======== EXERCISE DATA
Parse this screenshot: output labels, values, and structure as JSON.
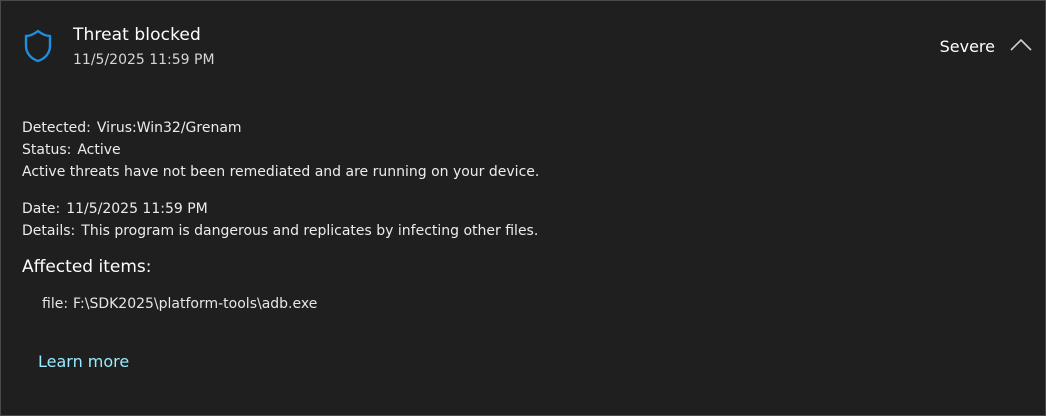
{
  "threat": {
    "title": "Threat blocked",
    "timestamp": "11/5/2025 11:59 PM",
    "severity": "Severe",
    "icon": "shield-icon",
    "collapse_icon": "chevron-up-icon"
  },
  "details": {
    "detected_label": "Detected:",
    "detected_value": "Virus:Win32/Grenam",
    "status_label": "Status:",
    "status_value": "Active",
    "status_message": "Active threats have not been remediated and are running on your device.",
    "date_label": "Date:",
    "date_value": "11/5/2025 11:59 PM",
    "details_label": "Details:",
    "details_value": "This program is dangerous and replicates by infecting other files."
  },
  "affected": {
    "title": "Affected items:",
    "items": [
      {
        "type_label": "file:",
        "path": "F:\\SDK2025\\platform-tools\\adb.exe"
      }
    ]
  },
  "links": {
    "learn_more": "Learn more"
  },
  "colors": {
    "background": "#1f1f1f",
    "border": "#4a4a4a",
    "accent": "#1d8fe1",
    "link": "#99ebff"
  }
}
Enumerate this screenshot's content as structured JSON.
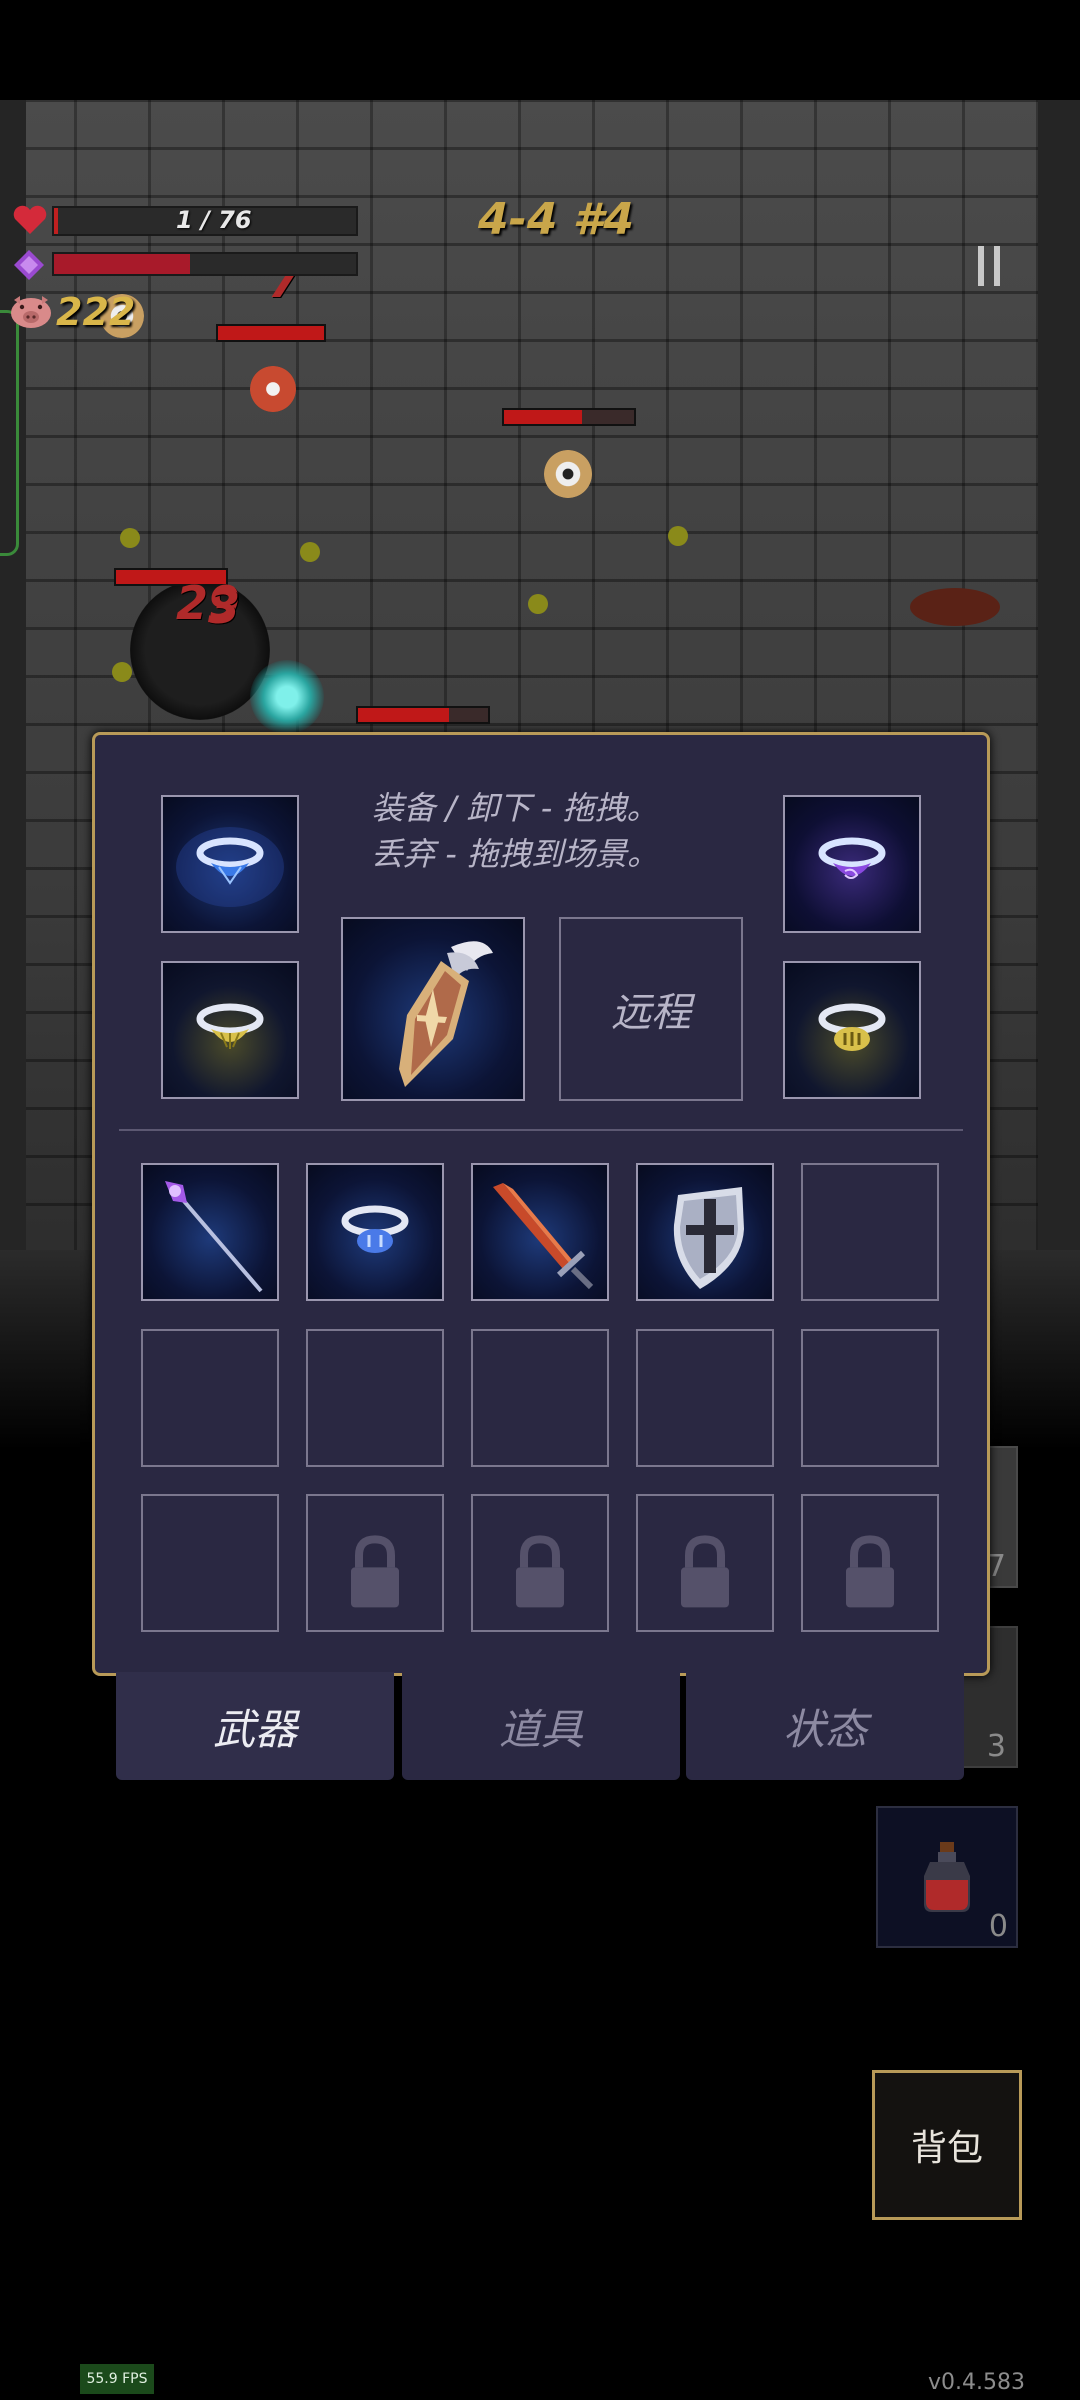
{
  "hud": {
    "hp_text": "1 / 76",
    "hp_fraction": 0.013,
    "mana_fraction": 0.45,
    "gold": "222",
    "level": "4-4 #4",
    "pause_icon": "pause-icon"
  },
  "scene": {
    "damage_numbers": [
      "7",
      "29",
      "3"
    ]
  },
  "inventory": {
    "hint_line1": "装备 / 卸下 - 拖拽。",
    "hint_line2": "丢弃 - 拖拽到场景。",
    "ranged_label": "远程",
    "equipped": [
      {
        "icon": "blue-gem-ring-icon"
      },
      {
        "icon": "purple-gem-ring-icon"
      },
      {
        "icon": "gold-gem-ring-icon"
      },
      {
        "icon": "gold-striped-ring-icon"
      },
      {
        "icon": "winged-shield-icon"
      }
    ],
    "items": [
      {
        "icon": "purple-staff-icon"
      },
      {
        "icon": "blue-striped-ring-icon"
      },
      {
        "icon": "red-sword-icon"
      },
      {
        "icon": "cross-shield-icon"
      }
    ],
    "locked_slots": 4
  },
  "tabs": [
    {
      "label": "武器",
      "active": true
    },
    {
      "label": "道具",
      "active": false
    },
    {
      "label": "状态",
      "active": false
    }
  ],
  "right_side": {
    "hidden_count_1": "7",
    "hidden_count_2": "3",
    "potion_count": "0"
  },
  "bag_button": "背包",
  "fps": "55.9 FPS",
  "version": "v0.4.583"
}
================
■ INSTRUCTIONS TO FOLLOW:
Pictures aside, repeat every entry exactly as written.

■ ANSWER SPACE:
Parse this screenshot: output labels, values, and structure as JSON.
{
  "threat": {
    "title": "Threat blocked",
    "timestamp": "11/5/2025 11:59 PM",
    "severity": "Severe",
    "icon": "shield-icon",
    "collapse_icon": "chevron-up-icon"
  },
  "details": {
    "detected_label": "Detected:",
    "detected_value": "Virus:Win32/Grenam",
    "status_label": "Status:",
    "status_value": "Active",
    "status_message": "Active threats have not been remediated and are running on your device.",
    "date_label": "Date:",
    "date_value": "11/5/2025 11:59 PM",
    "details_label": "Details:",
    "details_value": "This program is dangerous and replicates by infecting other files."
  },
  "affected": {
    "title": "Affected items:",
    "items": [
      {
        "type_label": "file:",
        "path": "F:\\SDK2025\\platform-tools\\adb.exe"
      }
    ]
  },
  "links": {
    "learn_more": "Learn more"
  },
  "colors": {
    "background": "#1f1f1f",
    "border": "#4a4a4a",
    "accent": "#1d8fe1",
    "link": "#99ebff"
  }
}
Enumerate this screenshot's content as structured JSON.
{
  "hud": {
    "hp_text": "1 / 76",
    "hp_fraction": 0.013,
    "mana_fraction": 0.45,
    "gold": "222",
    "level": "4-4 #4",
    "pause_icon": "pause-icon"
  },
  "scene": {
    "damage_numbers": [
      "7",
      "29",
      "3"
    ]
  },
  "inventory": {
    "hint_line1": "装备 / 卸下 - 拖拽。",
    "hint_line2": "丢弃 - 拖拽到场景。",
    "ranged_label": "远程",
    "equipped": [
      {
        "icon": "blue-gem-ring-icon"
      },
      {
        "icon": "purple-gem-ring-icon"
      },
      {
        "icon": "gold-gem-ring-icon"
      },
      {
        "icon": "gold-striped-ring-icon"
      },
      {
        "icon": "winged-shield-icon"
      }
    ],
    "items": [
      {
        "icon": "purple-staff-icon"
      },
      {
        "icon": "blue-striped-ring-icon"
      },
      {
        "icon": "red-sword-icon"
      },
      {
        "icon": "cross-shield-icon"
      }
    ],
    "locked_slots": 4
  },
  "tabs": [
    {
      "label": "武器",
      "active": true
    },
    {
      "label": "道具",
      "active": false
    },
    {
      "label": "状态",
      "active": false
    }
  ],
  "right_side": {
    "hidden_count_1": "7",
    "hidden_count_2": "3",
    "potion_count": "0"
  },
  "bag_button": "背包",
  "fps": "55.9 FPS",
  "version": "v0.4.583"
}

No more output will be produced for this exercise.